Dr. Jeff Lehmkuhler, Associate Beef Extension Professor, University of Kentucky
Discussions on the potential to expand exports to China are continuing. The optimists will see this as a means to add value to feeders sold to feedyards in response to increase beef demand. The actual impact of this foreign market on the cow-calf operator is yet to be determined, but increasing demand is generally always favorable. Yet nothing is free in this world, and the current proposed guidelines for beef to be exported to China will likely increase production costs.
As I write this, the most recent guidelines for the beef to be exported as reported by USDA AMS are listed below.
- Must be derived from cattle born, raised and slaughtered in the U.S.
a. Imported cattle from Canada and Mexico that are raised and slaughtered in the U.S.
b. Cattle imported from Canada and Mexico directly for slaughter
- Cattle must be traceable to the U.S. farm of origin/birth
a. Imported cattle must be traceable to the farm of origin or port of entry
- Beef must be from cattle less than 30 months of age
- Chilled or frozen bone-in and deboned beef products are eligible as well as offal products
- Carcasses, beef and beef products must be uniquely identified and tracked up to the time of export
China imports beef from other countries as well. Canada and Australia export beef to China currently. This beef must not contain hormones that are not naturally occurring (i.e. trenbalone acetate) and must be free of beta-agonists (i.e. ractopamine). In addition, pork exported to China from the U.S. must be free of beta-agonists. Though nothing is stated on the USDA AMS website to date regarding the use of growth promotants, reading between the lines, several have stated the use of implants and growth promoting feed additives will not be allowed. With the recent herd expansion and increased beef production, export markets will be important in the near future to sustain beef prices. Yet, what will the cost be for beef to qualify for China?

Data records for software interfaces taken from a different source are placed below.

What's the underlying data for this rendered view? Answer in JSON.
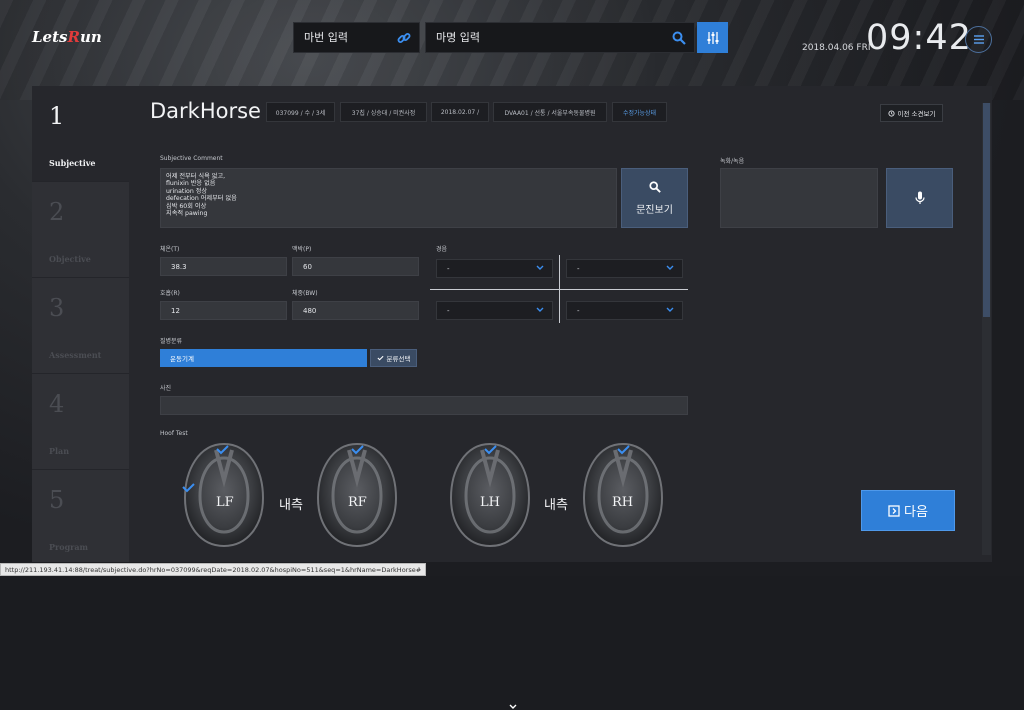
{
  "header": {
    "logo_pre": "Lets",
    "logo_r": "R",
    "logo_post": "un",
    "horse_no_placeholder": "마번 입력",
    "horse_name_placeholder": "마명 입력",
    "date": "2018.04.06 FRI",
    "clock": "09:42"
  },
  "steps": [
    {
      "num": "1",
      "label": "Subjective"
    },
    {
      "num": "2",
      "label": "Objective"
    },
    {
      "num": "3",
      "label": "Assessment"
    },
    {
      "num": "4",
      "label": "Plan"
    },
    {
      "num": "5",
      "label": "Program"
    }
  ],
  "horse": {
    "name": "DarkHorse",
    "chips": [
      "037099 / 수 / 3세",
      "37칩 / 싱승대 / 미권사정",
      "2018.02.07 /",
      "DVAA01 / 선통 / 서울부속동물병원",
      "수정가능상태"
    ],
    "prev_button": "이전 소견보기"
  },
  "subjective": {
    "comment_label": "Subjective Comment",
    "comment_text": "어제 전부터 식욕 없고,\nflunixin 반응 없음\nurination 정상\ndefecation 어제부터 없음\n심박 60회 이상\n지속적 pawing",
    "inquiry_button": "문진보기",
    "record_label": "녹화/녹음"
  },
  "vitals": {
    "temp_label": "체온(T)",
    "temp_value": "38.3",
    "pulse_label": "맥박(P)",
    "pulse_value": "60",
    "resp_label": "호흡(R)",
    "resp_value": "12",
    "weight_label": "체중(BW)",
    "weight_value": "480",
    "pain_label": "경음",
    "selects": [
      "-",
      "-",
      "-",
      "-"
    ]
  },
  "category": {
    "label": "질병분류",
    "selected": "운동기계",
    "button": "분류선택"
  },
  "photo_label": "사진",
  "hoof": {
    "label": "Hoof Test",
    "hooves": [
      "LF",
      "RF",
      "LH",
      "RH"
    ],
    "inner_label": "내측"
  },
  "next_button": "다음",
  "status_url": "http://211.193.41.14:88/treat/subjective.do?hrNo=037099&reqDate=2018.02.07&hospiNo=511&seq=1&hrName=DarkHorse#",
  "colors": {
    "accent": "#2f7fd8",
    "panel": "#26272c",
    "button_dark_blue": "#3a4b63"
  }
}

In the past, Kentucky had an active PVP program for feeder calves when the market demand existed. One had to pay a nominal fee with most of the cost going towards the electronic ear tag, but this was an expense incurred to market calves. In 2007, Iowa State economists estimated that implants improved average daily gain in the feedlot by 12.85% and lowered the breakeven price by 2.3%. This penciled out to about $18/hd potential return. This work also indicated that ionophores such as monensin and lasalocid provided a 7.7% increase in average daily, lowered breakeven price 1.46% and with a cost savings near $11.51. Lastly, growth promoting additives like ractopamine were estimated to lower production cost by $43 per head through a 29.9% increase in average daily gain and lowering breakeven cost by 5.5%. If each of these are independent of each other and responses are additive, the potential technology savings is $72.50 per head for finished steer. Accounting for an increased production cost, this would lower the price one could pay on feeders. Thus, a 500-pound feeder calf would potentially be priced $14-15/cwt lower to compensate higher production costs.
Granted it is a stretch to assume an additive response for each of the technologies. However, it should illustrate the point that forgoing technology without receiving a higher market price will result in reduced profit margins. Sustaining or increasing market prices are what we are banking on with the opening of the China export market. Be sure to follow this situation so you fully understand the impact it may have on our beef markets.